Employers must practice what they preach under regulations governing religious rights

There are only 39 shopping days left to Christmas, but even more scary, it’s just a fortnight before new regulations come into force making it unlawful to discriminate against employees on the grounds of their sexual orientation or religious belief.

Sensible employers will already be putting in place the policies and systems necessary to ensure that they don’t fall foul of these rules, which on the whole make sound business sense. In an age of ultra-tight labour markets and a fierce war for talent, arbitrary discrimination is utterly pointless and self-defeating.

Unfortunately for employers, a lot of the detail has still to be worked out, and it’s likely that the new regulations will be challenged in court in the new year when trade unions, among others, trigger a judicial review of some of the exemptions under the regime.

The government has signalled that it is sympathetic to employers’ frustrations over the Byzantine system of rights and regulations that has built up in recent years. Last month, the Secretary of State for Trade and Industry, Patricia Hewitt, announced that the Commission for Racial Equality, the Equal Opportunities Commission and the Disability Rights Commission would be rolled up into a single body, provisionally entitled the Commission for Equality and Human Rights.

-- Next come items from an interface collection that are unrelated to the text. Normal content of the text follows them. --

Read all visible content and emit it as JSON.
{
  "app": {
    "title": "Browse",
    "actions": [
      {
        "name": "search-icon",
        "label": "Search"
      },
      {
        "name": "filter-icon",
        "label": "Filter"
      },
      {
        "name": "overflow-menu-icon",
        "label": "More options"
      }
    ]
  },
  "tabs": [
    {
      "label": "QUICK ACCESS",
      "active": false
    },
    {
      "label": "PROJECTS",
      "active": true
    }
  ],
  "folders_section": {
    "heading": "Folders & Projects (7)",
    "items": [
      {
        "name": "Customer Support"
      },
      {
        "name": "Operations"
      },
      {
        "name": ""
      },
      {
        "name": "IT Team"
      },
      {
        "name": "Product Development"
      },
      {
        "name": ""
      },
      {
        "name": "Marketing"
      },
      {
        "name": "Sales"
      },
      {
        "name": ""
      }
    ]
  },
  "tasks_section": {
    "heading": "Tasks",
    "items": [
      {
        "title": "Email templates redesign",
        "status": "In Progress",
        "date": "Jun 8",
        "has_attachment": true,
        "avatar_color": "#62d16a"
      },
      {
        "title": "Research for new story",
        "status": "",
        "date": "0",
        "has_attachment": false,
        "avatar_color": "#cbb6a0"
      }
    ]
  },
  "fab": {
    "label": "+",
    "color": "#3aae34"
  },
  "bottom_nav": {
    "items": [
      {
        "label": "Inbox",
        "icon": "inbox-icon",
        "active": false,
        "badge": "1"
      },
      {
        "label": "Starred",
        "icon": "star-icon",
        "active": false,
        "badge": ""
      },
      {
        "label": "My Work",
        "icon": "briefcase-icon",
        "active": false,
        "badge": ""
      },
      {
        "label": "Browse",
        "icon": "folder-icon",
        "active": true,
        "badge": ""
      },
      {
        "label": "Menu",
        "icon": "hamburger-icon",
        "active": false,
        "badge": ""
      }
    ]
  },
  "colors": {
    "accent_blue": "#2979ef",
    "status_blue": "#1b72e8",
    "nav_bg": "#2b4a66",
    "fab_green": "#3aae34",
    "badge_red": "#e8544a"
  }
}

That’s the good news. The bad news is that the new commission won’t be up and running until late 2006 at the earliest.

In the meantime, the grocery industry is likely to feature prominently in the case law generated by the new regulations - particularly those governing religious belief. There are two obvious danger areas for employers under the Employment Equality (Religion or Belief) Regulations, which come into effect on December 2.

The first concerns the behaviour of fellow employees. A devout employee who’s at the receiving end of behaviour they consider blasphemous could well be able to bring a successful harassment suit against their employer. Frankly, employers who allow church, mosque or synagogue-goers to be bullied on account of their faith deserve everything they get, but does your employee handbook consider whether it’s OK to take the name of the Lord in vain when you drop a case of baked beans on your foot?

Even more worrying is the question of how you handle Sabbath-day working.

According to leading employment lawyer Richard Lister, it could be unlawful to pay Sunday premiums. For example, a devout Christian who felt they could not work Sundays might argue that they were being unfairly excluded from the premium-rate payments. A Seventh-Day Adventist, whose Sabbath falls on Saturday, might be able to argue that not working that day is an essential religious practice - and therefore the fact that they are not being paid more to work Saturdays is discriminatory.

As they say on TV, don’t try this at home - if in doubt, get professional advice about how the new regulations will affect your organisation.

In the meantime, a good place to look for further information is the Chartered Institute of Personnel and Development’s website. The CIPD has produced an excellent guide to the new regulations, see www.cipd.co.uk/ changeagendas/ for details.

Next month, I’ll be looking at the impact of the new regulations on employers with regard to employees’ sexual orientation.

By the way, December 1 is also the date when it becomes a criminal offence to use a hand-held mobile phone when you are driving. And although it’s predominantly going to be individuals who are prosecuted, employers who ‘cause or permit’ the offence will also be liable.

n Steve Crabb is editor of People Management